Do Life Different
Review: The Englisch Daughter
Close

Not a member yet? Register now and get started.

lock and key

Sign in to your account.

Account Login

Forgot your password?

Review: The Englisch Daughter

27 Apr Posted by in Reviews | Comments Off on Review: The Englisch Daughter
Review: The Englisch Daughter

The Englisch Daughter by Cindy Woodsmall and Erin Woodsmall
Reviewed by: Pam Graber
Genre: Christian Fiction
Publisher: WaterBrook
Publication Date: April 2020

With themes of forgiveness and faith, The Englisch Daughter by Cindy Woodsmall and Erin Woodsmall, tests the limits of what can be forgiven within the marriage bond.

Roy and Jemima and their family have already survived the worst that could happen, or so it seems. Nearly killed in a buggy versus truck crash, Roy and oldest daughter, Laura, are still healing. Throw into the mix a troubled pregnancy that puts Jemima on bed rest while her family heals and there is a disconnect. As she returns home, she and Roy are sure they’ve come back stronger than before. Then, Roy begins acting strangely, disappearing overnight, glued to his cell phone, and distant with his wife. When she discovers that the money she has been saving toward her dream of a food truck is gone, Jemima is devastated. What could possibly be so important to Roy that he would throw their future away like that?

Roy is being torn apart, bit by bit. Evidence points to him as the father of a child he has no memory of making, with a woman who is not his wife. He knows he was addicted to some pretty heavy pain pills after the accident, but they never caused him to lose his memory before. For the last year, he has been paying the rent, paying for the hospital costs of the baby’s birth, buying diapers, and supporting the woman and her child. Her demands for money have drained all of his savings accounts, even the one his wife and sister shared for their food truck. Just as he is ready to confess all to Jemima, Tiffany gives him the ultimatum: Pay up, or I’m selling the baby to the highest bidder who wants to adopt her. Can he save the baby, and if he does, will his marriage survive?

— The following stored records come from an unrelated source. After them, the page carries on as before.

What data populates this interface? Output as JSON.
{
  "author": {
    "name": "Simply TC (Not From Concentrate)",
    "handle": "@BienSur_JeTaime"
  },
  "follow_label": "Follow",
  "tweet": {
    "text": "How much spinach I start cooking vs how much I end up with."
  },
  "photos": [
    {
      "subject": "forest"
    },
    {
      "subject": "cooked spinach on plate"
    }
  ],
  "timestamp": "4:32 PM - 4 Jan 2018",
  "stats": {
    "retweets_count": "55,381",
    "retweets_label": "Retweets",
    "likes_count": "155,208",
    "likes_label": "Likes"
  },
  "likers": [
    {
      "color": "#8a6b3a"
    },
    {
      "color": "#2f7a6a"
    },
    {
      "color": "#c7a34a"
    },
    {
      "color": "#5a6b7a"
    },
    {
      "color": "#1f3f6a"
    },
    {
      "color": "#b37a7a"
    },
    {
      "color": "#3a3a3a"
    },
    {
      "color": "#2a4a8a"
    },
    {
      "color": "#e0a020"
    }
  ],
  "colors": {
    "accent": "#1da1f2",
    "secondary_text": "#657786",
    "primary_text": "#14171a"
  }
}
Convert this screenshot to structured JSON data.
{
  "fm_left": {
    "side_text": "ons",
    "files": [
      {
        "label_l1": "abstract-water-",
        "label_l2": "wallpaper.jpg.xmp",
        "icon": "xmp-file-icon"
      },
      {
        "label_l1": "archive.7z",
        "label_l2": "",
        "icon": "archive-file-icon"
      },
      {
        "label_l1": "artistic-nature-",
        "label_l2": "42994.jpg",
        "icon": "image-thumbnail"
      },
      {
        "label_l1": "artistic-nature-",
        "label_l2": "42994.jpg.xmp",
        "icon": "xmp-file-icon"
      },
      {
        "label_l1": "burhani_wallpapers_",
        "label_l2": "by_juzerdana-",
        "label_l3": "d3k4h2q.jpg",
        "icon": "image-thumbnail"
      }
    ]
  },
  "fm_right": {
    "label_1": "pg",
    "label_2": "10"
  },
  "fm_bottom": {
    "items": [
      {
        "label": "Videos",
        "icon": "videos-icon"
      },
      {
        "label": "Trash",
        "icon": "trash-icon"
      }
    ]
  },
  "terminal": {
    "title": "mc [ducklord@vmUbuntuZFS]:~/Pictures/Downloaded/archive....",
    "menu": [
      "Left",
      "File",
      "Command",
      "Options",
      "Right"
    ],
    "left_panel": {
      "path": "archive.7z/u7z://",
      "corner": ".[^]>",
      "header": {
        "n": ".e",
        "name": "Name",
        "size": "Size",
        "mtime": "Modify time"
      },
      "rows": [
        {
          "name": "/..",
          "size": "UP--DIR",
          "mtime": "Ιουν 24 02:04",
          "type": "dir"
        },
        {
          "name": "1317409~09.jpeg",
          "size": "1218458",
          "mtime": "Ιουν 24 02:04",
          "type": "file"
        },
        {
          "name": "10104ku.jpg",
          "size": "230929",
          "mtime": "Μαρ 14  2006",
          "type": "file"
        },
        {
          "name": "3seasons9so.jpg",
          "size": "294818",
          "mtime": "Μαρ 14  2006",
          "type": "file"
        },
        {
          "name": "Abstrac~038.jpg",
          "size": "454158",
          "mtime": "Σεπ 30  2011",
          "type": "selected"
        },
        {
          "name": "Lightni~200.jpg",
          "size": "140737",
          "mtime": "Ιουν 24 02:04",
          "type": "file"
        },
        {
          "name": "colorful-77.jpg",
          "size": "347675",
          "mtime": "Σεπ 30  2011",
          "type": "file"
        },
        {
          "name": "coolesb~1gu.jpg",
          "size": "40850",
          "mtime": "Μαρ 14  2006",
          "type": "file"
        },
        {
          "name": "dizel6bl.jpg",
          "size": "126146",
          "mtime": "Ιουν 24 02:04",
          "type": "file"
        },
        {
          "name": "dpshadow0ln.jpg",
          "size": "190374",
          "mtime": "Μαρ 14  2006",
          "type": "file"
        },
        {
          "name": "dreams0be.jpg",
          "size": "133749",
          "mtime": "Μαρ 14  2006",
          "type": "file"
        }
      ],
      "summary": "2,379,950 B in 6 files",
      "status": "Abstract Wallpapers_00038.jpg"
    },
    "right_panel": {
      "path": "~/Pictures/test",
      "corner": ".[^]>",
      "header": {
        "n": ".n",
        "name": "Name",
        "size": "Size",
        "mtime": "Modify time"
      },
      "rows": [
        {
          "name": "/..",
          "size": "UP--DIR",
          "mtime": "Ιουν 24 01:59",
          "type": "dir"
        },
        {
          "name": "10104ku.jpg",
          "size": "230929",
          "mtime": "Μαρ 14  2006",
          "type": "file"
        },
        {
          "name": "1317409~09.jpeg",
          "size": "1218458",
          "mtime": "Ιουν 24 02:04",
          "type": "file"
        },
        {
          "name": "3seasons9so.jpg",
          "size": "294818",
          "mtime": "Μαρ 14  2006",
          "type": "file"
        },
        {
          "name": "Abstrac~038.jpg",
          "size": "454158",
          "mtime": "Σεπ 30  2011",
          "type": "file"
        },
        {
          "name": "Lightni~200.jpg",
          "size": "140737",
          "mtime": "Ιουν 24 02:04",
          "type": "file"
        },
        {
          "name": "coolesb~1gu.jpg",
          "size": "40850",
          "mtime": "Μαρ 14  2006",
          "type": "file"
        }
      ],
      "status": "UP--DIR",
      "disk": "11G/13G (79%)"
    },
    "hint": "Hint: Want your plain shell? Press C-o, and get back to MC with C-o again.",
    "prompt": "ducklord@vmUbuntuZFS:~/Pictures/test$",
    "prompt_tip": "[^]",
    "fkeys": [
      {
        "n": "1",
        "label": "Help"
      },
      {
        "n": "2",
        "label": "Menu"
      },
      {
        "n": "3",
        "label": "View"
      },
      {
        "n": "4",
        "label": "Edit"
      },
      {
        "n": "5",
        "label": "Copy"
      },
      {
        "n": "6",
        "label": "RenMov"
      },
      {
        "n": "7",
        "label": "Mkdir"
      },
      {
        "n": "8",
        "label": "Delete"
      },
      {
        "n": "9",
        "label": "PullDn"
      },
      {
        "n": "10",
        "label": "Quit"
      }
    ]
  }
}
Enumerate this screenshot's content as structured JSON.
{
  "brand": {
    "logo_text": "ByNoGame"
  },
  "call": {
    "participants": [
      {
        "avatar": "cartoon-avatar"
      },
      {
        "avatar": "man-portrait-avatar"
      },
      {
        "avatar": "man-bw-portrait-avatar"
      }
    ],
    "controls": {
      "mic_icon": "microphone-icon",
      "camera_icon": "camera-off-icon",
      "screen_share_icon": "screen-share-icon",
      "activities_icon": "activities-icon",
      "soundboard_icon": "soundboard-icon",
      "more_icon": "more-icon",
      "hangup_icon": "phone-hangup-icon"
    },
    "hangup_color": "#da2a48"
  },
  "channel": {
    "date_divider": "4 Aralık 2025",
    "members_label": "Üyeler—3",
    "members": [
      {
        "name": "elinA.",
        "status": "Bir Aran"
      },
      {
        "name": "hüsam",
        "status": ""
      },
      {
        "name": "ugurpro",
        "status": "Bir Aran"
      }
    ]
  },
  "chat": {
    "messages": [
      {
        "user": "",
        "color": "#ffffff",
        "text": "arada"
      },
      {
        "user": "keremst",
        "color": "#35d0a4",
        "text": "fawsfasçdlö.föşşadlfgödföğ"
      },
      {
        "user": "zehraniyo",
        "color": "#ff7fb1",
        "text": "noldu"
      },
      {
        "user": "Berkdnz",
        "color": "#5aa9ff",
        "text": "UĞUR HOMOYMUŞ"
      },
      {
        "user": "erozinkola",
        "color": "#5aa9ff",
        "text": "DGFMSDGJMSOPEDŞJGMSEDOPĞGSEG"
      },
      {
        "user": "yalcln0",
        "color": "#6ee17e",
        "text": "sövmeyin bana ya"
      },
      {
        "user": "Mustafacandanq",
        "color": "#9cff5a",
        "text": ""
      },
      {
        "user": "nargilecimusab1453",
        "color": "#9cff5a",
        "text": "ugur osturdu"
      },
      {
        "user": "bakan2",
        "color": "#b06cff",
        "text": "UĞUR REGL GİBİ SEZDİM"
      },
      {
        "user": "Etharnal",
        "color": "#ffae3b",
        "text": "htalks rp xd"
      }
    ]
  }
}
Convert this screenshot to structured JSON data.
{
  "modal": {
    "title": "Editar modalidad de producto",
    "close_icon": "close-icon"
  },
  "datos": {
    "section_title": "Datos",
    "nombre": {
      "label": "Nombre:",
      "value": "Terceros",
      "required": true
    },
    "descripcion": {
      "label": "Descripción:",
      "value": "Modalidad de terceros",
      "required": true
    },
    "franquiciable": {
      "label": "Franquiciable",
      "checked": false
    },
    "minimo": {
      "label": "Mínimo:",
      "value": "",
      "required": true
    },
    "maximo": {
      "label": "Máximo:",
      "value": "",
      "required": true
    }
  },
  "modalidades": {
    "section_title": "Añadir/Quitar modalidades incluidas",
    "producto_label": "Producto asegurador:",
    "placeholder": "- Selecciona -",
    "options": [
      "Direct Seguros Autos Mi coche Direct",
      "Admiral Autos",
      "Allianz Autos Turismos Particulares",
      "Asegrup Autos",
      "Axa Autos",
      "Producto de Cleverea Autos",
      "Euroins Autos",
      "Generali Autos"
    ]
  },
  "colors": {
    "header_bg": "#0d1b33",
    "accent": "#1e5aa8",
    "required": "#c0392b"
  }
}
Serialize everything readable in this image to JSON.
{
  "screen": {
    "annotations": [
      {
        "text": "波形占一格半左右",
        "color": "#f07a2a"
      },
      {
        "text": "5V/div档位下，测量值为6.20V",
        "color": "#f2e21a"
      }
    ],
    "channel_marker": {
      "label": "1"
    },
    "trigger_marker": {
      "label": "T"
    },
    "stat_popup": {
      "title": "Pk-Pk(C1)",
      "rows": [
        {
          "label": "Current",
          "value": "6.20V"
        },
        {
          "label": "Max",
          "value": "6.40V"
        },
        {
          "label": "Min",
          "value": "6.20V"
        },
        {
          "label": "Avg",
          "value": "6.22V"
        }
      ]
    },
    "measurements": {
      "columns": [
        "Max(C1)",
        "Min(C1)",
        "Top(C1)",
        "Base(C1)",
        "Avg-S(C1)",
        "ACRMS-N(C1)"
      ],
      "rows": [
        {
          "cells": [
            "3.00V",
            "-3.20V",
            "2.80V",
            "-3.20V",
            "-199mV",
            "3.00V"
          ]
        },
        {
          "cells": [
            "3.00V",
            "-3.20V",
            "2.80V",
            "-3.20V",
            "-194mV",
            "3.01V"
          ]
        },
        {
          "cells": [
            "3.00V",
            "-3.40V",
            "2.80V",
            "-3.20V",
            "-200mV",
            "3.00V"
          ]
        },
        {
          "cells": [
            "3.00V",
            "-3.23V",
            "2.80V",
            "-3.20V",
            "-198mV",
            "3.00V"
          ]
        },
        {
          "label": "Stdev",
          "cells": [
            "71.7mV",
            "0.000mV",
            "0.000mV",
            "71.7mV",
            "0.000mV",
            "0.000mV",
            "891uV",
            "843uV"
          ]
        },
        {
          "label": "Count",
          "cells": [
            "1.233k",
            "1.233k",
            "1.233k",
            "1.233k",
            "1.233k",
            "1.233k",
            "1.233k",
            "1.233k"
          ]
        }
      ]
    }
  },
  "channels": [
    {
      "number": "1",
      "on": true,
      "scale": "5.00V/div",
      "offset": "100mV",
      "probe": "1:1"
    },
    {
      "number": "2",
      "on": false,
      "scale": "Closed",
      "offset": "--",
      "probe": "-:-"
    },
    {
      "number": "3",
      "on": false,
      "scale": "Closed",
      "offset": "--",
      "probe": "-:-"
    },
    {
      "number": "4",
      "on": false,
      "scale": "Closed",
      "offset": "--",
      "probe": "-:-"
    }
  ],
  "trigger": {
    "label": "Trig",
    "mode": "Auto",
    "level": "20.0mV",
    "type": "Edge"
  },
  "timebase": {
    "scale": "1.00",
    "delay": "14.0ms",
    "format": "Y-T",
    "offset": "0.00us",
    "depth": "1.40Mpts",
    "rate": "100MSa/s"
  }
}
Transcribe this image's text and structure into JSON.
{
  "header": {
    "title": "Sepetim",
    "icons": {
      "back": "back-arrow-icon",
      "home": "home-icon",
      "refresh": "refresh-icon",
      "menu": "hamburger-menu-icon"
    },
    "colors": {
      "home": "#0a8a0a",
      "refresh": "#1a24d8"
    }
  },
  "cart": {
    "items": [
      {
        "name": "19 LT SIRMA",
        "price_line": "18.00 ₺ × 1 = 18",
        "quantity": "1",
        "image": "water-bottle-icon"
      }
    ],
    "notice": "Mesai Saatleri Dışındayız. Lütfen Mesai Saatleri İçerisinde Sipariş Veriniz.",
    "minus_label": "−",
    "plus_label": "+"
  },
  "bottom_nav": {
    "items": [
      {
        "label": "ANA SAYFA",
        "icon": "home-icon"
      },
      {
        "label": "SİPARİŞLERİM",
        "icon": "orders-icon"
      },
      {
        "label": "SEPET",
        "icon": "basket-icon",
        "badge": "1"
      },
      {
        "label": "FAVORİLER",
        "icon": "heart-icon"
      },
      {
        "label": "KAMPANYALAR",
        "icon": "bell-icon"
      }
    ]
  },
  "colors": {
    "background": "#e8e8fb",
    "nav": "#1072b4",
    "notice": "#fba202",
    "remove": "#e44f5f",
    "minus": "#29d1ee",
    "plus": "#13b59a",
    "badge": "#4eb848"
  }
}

While the main story of the book centers around Roy and Jemima and their marriage, there is a secondary couple, Chris and Abigail, that also gets a lot of play. Chris is a new hire on Roy’s horse farm. Thrown out of his Amish community for bare knuckles boxing, Chris comes to Roy under a cloud of suspicion, but his willingness to jump in during a dangerous outbreak of disease in Roy’s horses goes a long way toward earning trust. Abigail is Roy’s younger sister. She teaches in the Amish school and helps Roy with the horses after school. As she works with Chris, their mutual attraction lights their hearts, but Abi didn’t get to be 27 and unmarried for no good reason! When she discovers Chris’ “flaw”, she slams the door on ever having a relationship. Can Chris get her to see that maybe she’s judging him unfairly?

Cindy and Erin Woodsmall don’t shy away from topics that are uncomfortable, and the Amish dictate that – no matter the offense – all must forgive is a hard one to grasp. I understood the difficulty Jemima had in forgiving her husband. He not only stole her dream of a food truck, he stole her trust in their fidelity. With four children to raise, she doesn’t really have any outlets. Chris, in trying to help his brother, chose the wrong avenue – fighting – and wound up an outcast. Abigail spent years helping at her uncle’s recovery house, seeing the men who came through addicted. She sees flaws in every man she has ever dated because those same flaws came through the recovery house. I liked each of the characters, even Roy was redeemable.

Readers of Amish fiction will especially enjoy The Englisch Daughter, and I think this might also fall into the women’s fiction category. It’s not a full-on romance, although there is romance in the story. I finished it in a day and a half once I got going. I definitely recommend!

 

Comments are closed.

%d bloggers like this: